Product consideration is important when considering whether or not to use a drop shipping partner. The size and weight of items must not be cost-prohibitive and, in general, there needs to be a high enough profit margin to accommodate the added expense of a drop shipper. It is also best to consider only items that are durable so accomplishing delivery of the product in one piece is not a concern.
There are businesses that exist for the sole purpose of selling products they never see and certainly don’t make. This is why it is essential to maintain your brand integrity whether you are drop shipping only one of your products or all of your products. There are, obviously, differences between businesses that utilize drop shipping in an attempt to lower the costs of selling their brand and those companies that are only interested in drop shipping items without brand attachment. It is important to separate your brand from the drop shippers who sell copious amounts of random things on eBay and Amazon or low-cost Chinese marketplaces like AliExpress.
It is also imperative that you fully vet any drop shipper you intend to work with. Fully research and interview the drop shipping partners you are considering.
Considerations when choosing a drop shipper:
High level of service on the sales end
Technological capabilities that are able to sustain growth
Punctual and efficient shipping practices - ensure that products being shipped are as advertised and that your shipping criteria are met
Customer friendly return policy
In general, it is essential to have excellent and regular communication with any drop shipping partner in regards to inventory and time to manufacture and/or ship. Weather patterns and other unforeseen situations may delay delivery so it is important to be kept aware of location-based situations. Cloud-based software exists that allows both you and your supplier to have full knowledge of available inventory.
Fees should never be charged monthly or annually. Those are signs of a less than quality outfit. Certified drop shippers and wholesalers don’t charge setup fees, monthly, or annual fees. Per order fees are standard and will vary depending on shipping needs of the product. Minimum order sizes are also not unusual. You may find it to be in your best interest to pay up front the minimum purchase requirement amount to establish credit with the supplier and relieve any stress of order fulfillment.
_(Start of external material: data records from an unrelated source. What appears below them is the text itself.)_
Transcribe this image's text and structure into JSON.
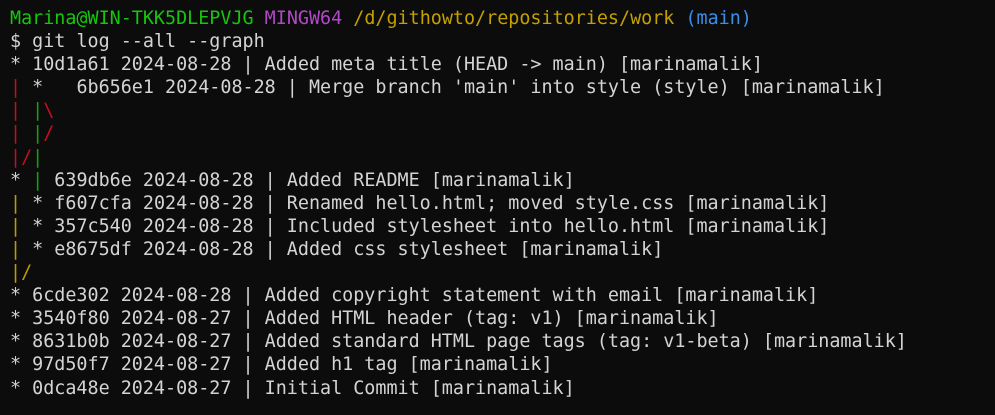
{
  "prompt": {
    "user_host": "Marina@WIN-TKK5DLEPVJG",
    "shell": "MINGW64",
    "path": "/d/githowto/repositories/work",
    "branch": "(main)"
  },
  "command": {
    "symbol": "$",
    "text": "git log --all --graph"
  },
  "log": {
    "l1": "* 10d1a61 2024-08-28 | Added meta title (HEAD -> main) [marinamalik]",
    "l2a": "|",
    "l2b": " *   6b656e1 2024-08-28 | Merge branch 'main' into style (style) [marinamalik]",
    "l3a": "|",
    "l3b": " |",
    "l3c": "\\",
    "l4a": "|",
    "l4b": " |",
    "l4c": "/",
    "l5a": "|/",
    "l5b": "|",
    "l6a": "* ",
    "l6b": "|",
    "l6c": " 639db6e 2024-08-28 | Added README [marinamalik]",
    "l7a": "|",
    "l7b": " * f607cfa 2024-08-28 | Renamed hello.html; moved style.css [marinamalik]",
    "l8a": "|",
    "l8b": " * 357c540 2024-08-28 | Included stylesheet into hello.html [marinamalik]",
    "l9a": "|",
    "l9b": " * e8675df 2024-08-28 | Added css stylesheet [marinamalik]",
    "l10": "|/",
    "l11": "* 6cde302 2024-08-28 | Added copyright statement with email [marinamalik]",
    "l12": "* 3540f80 2024-08-27 | Added HTML header (tag: v1) [marinamalik]",
    "l13": "* 8631b0b 2024-08-27 | Added standard HTML page tags (tag: v1-beta) [marinamalik]",
    "l14": "* 97d50f7 2024-08-27 | Added h1 tag [marinamalik]",
    "l15": "* 0dca48e 2024-08-27 | Initial Commit [marinamalik]"
  },
  "colors": {
    "background": "#0c0c0c",
    "text": "#d4d4d4",
    "user_host": "#16c60c",
    "shell": "#b148c6",
    "path": "#c4a000",
    "branch": "#3b8eea",
    "graph_red": "#c50f1f",
    "graph_green": "#13a10e",
    "graph_yellow": "#c19c00"
  }
}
The number of suppliers is constantly growing so there is bound to be one that caters to your niche. Learn about the distribution channels in your market, complete your due diligence and increase your reach without increasing your expenses. For more information about drop shipping and all of your digital marketing needs, contact Strategy Driven Marketing today.